(Source data)

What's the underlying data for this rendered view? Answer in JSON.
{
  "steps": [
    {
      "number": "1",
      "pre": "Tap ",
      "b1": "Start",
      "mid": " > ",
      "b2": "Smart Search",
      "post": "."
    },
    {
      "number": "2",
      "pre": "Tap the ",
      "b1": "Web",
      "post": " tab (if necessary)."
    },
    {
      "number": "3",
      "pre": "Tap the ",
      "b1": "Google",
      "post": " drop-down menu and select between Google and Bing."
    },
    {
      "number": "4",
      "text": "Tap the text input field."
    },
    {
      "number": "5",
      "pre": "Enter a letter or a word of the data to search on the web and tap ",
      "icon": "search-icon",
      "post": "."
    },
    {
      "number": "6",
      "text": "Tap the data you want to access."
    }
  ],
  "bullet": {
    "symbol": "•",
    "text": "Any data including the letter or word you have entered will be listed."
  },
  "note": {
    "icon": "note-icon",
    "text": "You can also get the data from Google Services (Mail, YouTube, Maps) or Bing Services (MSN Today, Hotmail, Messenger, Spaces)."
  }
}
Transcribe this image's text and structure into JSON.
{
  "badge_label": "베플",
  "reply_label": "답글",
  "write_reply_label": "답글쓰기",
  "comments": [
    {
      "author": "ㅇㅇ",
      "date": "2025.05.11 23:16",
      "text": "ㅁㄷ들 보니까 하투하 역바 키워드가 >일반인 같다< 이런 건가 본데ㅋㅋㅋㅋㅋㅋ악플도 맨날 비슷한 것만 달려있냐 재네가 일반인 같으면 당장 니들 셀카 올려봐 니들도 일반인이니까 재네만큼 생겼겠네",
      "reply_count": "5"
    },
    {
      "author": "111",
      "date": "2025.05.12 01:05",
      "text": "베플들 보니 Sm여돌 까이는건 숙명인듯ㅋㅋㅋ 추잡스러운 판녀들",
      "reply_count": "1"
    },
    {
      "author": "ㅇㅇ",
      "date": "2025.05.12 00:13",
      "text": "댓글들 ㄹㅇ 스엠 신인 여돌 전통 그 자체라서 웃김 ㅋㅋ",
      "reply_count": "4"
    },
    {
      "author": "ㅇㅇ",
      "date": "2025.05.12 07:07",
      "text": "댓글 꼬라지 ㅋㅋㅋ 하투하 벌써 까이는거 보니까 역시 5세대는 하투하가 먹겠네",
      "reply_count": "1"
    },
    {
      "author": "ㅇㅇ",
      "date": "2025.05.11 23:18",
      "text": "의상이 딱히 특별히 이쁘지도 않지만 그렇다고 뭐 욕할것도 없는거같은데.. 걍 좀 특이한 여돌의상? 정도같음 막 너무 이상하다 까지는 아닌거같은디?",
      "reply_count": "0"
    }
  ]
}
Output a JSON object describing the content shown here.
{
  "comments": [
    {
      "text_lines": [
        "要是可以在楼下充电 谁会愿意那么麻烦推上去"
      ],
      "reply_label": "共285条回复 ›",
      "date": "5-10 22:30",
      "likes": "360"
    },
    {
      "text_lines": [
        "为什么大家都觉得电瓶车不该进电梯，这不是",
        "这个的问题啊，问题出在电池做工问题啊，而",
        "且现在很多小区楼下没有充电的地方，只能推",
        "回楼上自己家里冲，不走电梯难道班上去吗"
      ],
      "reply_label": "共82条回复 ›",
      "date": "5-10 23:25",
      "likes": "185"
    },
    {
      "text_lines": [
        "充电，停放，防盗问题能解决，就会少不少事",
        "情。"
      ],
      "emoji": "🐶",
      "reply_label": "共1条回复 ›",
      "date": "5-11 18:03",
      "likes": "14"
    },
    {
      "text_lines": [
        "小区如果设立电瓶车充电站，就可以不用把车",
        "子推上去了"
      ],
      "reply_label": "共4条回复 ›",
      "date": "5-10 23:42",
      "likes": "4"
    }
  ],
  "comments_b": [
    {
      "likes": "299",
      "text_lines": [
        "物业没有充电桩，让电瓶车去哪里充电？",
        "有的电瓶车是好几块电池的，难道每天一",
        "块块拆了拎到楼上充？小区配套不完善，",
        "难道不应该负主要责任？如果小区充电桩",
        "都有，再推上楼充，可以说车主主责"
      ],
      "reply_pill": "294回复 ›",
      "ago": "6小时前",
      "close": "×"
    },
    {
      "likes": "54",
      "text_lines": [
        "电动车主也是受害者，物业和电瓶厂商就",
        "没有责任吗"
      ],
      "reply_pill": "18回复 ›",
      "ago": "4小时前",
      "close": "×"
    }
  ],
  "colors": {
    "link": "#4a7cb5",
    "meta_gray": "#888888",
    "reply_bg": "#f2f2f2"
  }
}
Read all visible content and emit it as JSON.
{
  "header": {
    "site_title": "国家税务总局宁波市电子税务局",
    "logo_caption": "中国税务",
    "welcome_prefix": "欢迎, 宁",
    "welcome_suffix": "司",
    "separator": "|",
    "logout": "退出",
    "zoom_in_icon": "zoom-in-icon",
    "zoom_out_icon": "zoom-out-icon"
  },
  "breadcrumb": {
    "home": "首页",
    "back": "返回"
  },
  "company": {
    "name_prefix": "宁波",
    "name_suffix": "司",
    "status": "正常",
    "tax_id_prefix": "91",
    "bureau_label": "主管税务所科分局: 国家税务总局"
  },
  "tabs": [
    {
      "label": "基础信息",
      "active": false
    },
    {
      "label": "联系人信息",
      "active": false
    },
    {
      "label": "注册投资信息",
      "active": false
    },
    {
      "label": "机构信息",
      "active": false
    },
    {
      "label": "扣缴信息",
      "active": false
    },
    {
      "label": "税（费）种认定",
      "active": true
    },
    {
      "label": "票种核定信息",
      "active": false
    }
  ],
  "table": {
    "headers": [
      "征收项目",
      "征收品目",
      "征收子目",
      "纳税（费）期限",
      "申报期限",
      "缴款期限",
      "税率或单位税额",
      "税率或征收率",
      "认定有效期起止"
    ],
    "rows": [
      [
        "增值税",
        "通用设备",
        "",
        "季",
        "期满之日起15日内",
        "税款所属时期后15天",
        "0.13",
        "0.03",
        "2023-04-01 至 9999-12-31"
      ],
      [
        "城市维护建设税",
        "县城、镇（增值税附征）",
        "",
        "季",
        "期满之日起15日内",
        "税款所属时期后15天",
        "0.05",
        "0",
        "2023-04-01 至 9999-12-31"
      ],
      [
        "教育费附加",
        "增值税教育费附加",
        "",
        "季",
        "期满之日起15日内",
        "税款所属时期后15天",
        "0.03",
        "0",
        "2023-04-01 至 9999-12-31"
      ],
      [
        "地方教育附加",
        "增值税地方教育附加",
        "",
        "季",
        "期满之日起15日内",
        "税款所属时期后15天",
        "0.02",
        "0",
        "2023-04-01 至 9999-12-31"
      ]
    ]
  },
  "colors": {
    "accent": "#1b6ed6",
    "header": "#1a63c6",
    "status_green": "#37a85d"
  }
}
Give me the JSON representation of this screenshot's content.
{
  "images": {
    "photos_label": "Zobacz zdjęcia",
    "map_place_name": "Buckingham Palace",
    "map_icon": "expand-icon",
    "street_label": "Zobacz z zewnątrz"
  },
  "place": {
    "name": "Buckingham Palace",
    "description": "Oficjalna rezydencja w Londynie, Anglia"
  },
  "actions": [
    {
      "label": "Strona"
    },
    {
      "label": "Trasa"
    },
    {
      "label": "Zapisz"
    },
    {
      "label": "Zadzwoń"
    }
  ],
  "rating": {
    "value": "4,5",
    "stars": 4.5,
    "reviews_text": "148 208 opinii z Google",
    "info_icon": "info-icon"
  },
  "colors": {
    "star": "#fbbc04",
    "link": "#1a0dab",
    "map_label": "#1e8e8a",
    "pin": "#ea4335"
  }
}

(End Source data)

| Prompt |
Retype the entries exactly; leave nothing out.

| Reply to the exercise |
What's the underlying data for this rendered view? Answer in JSON.
{
  "steps": [
    {
      "number": "1",
      "pre": "Tap ",
      "b1": "Start",
      "mid": " > ",
      "b2": "Smart Search",
      "post": "."
    },
    {
      "number": "2",
      "pre": "Tap the ",
      "b1": "Web",
      "post": " tab (if necessary)."
    },
    {
      "number": "3",
      "pre": "Tap the ",
      "b1": "Google",
      "post": " drop-down menu and select between Google and Bing."
    },
    {
      "number": "4",
      "text": "Tap the text input field."
    },
    {
      "number": "5",
      "pre": "Enter a letter or a word of the data to search on the web and tap ",
      "icon": "search-icon",
      "post": "."
    },
    {
      "number": "6",
      "text": "Tap the data you want to access."
    }
  ],
  "bullet": {
    "symbol": "•",
    "text": "Any data including the letter or word you have entered will be listed."
  },
  "note": {
    "icon": "note-icon",
    "text": "You can also get the data from Google Services (Mail, YouTube, Maps) or Bing Services (MSN Today, Hotmail, Messenger, Spaces)."
  }
}
Transcribe this image's text and structure into JSON.
{
  "badge_label": "베플",
  "reply_label": "답글",
  "write_reply_label": "답글쓰기",
  "comments": [
    {
      "author": "ㅇㅇ",
      "date": "2025.05.11 23:16",
      "text": "ㅁㄷ들 보니까 하투하 역바 키워드가 >일반인 같다< 이런 건가 본데ㅋㅋㅋㅋㅋㅋ악플도 맨날 비슷한 것만 달려있냐 재네가 일반인 같으면 당장 니들 셀카 올려봐 니들도 일반인이니까 재네만큼 생겼겠네",
      "reply_count": "5"
    },
    {
      "author": "111",
      "date": "2025.05.12 01:05",
      "text": "베플들 보니 Sm여돌 까이는건 숙명인듯ㅋㅋㅋ 추잡스러운 판녀들",
      "reply_count": "1"
    },
    {
      "author": "ㅇㅇ",
      "date": "2025.05.12 00:13",
      "text": "댓글들 ㄹㅇ 스엠 신인 여돌 전통 그 자체라서 웃김 ㅋㅋ",
      "reply_count": "4"
    },
    {
      "author": "ㅇㅇ",
      "date": "2025.05.12 07:07",
      "text": "댓글 꼬라지 ㅋㅋㅋ 하투하 벌써 까이는거 보니까 역시 5세대는 하투하가 먹겠네",
      "reply_count": "1"
    },
    {
      "author": "ㅇㅇ",
      "date": "2025.05.11 23:18",
      "text": "의상이 딱히 특별히 이쁘지도 않지만 그렇다고 뭐 욕할것도 없는거같은데.. 걍 좀 특이한 여돌의상? 정도같음 막 너무 이상하다 까지는 아닌거같은디?",
      "reply_count": "0"
    }
  ]
}
Output a JSON object describing the content shown here.
{
  "comments": [
    {
      "text_lines": [
        "要是可以在楼下充电 谁会愿意那么麻烦推上去"
      ],
      "reply_label": "共285条回复 ›",
      "date": "5-10 22:30",
      "likes": "360"
    },
    {
      "text_lines": [
        "为什么大家都觉得电瓶车不该进电梯，这不是",
        "这个的问题啊，问题出在电池做工问题啊，而",
        "且现在很多小区楼下没有充电的地方，只能推",
        "回楼上自己家里冲，不走电梯难道班上去吗"
      ],
      "reply_label": "共82条回复 ›",
      "date": "5-10 23:25",
      "likes": "185"
    },
    {
      "text_lines": [
        "充电，停放，防盗问题能解决，就会少不少事",
        "情。"
      ],
      "emoji": "🐶",
      "reply_label": "共1条回复 ›",
      "date": "5-11 18:03",
      "likes": "14"
    },
    {
      "text_lines": [
        "小区如果设立电瓶车充电站，就可以不用把车",
        "子推上去了"
      ],
      "reply_label": "共4条回复 ›",
      "date": "5-10 23:42",
      "likes": "4"
    }
  ],
  "comments_b": [
    {
      "likes": "299",
      "text_lines": [
        "物业没有充电桩，让电瓶车去哪里充电？",
        "有的电瓶车是好几块电池的，难道每天一",
        "块块拆了拎到楼上充？小区配套不完善，",
        "难道不应该负主要责任？如果小区充电桩",
        "都有，再推上楼充，可以说车主主责"
      ],
      "reply_pill": "294回复 ›",
      "ago": "6小时前",
      "close": "×"
    },
    {
      "likes": "54",
      "text_lines": [
        "电动车主也是受害者，物业和电瓶厂商就",
        "没有责任吗"
      ],
      "reply_pill": "18回复 ›",
      "ago": "4小时前",
      "close": "×"
    }
  ],
  "colors": {
    "link": "#4a7cb5",
    "meta_gray": "#888888",
    "reply_bg": "#f2f2f2"
  }
}
Read all visible content and emit it as JSON.
{
  "header": {
    "site_title": "国家税务总局宁波市电子税务局",
    "logo_caption": "中国税务",
    "welcome_prefix": "欢迎, 宁",
    "welcome_suffix": "司",
    "separator": "|",
    "logout": "退出",
    "zoom_in_icon": "zoom-in-icon",
    "zoom_out_icon": "zoom-out-icon"
  },
  "breadcrumb": {
    "home": "首页",
    "back": "返回"
  },
  "company": {
    "name_prefix": "宁波",
    "name_suffix": "司",
    "status": "正常",
    "tax_id_prefix": "91",
    "bureau_label": "主管税务所科分局: 国家税务总局"
  },
  "tabs": [
    {
      "label": "基础信息",
      "active": false
    },
    {
      "label": "联系人信息",
      "active": false
    },
    {
      "label": "注册投资信息",
      "active": false
    },
    {
      "label": "机构信息",
      "active": false
    },
    {
      "label": "扣缴信息",
      "active": false
    },
    {
      "label": "税（费）种认定",
      "active": true
    },
    {
      "label": "票种核定信息",
      "active": false
    }
  ],
  "table": {
    "headers": [
      "征收项目",
      "征收品目",
      "征收子目",
      "纳税（费）期限",
      "申报期限",
      "缴款期限",
      "税率或单位税额",
      "税率或征收率",
      "认定有效期起止"
    ],
    "rows": [
      [
        "增值税",
        "通用设备",
        "",
        "季",
        "期满之日起15日内",
        "税款所属时期后15天",
        "0.13",
        "0.03",
        "2023-04-01 至 9999-12-31"
      ],
      [
        "城市维护建设税",
        "县城、镇（增值税附征）",
        "",
        "季",
        "期满之日起15日内",
        "税款所属时期后15天",
        "0.05",
        "0",
        "2023-04-01 至 9999-12-31"
      ],
      [
        "教育费附加",
        "增值税教育费附加",
        "",
        "季",
        "期满之日起15日内",
        "税款所属时期后15天",
        "0.03",
        "0",
        "2023-04-01 至 9999-12-31"
      ],
      [
        "地方教育附加",
        "增值税地方教育附加",
        "",
        "季",
        "期满之日起15日内",
        "税款所属时期后15天",
        "0.02",
        "0",
        "2023-04-01 至 9999-12-31"
      ]
    ]
  },
  "colors": {
    "accent": "#1b6ed6",
    "header": "#1a63c6",
    "status_green": "#37a85d"
  }
}
Give me the JSON representation of this screenshot's content.
{
  "images": {
    "photos_label": "Zobacz zdjęcia",
    "map_place_name": "Buckingham Palace",
    "map_icon": "expand-icon",
    "street_label": "Zobacz z zewnątrz"
  },
  "place": {
    "name": "Buckingham Palace",
    "description": "Oficjalna rezydencja w Londynie, Anglia"
  },
  "actions": [
    {
      "label": "Strona"
    },
    {
      "label": "Trasa"
    },
    {
      "label": "Zapisz"
    },
    {
      "label": "Zadzwoń"
    }
  ],
  "rating": {
    "value": "4,5",
    "stars": 4.5,
    "reviews_text": "148 208 opinii z Google",
    "info_icon": "info-icon"
  },
  "colors": {
    "star": "#fbbc04",
    "link": "#1a0dab",
    "map_label": "#1e8e8a",
    "pin": "#ea4335"
  }
}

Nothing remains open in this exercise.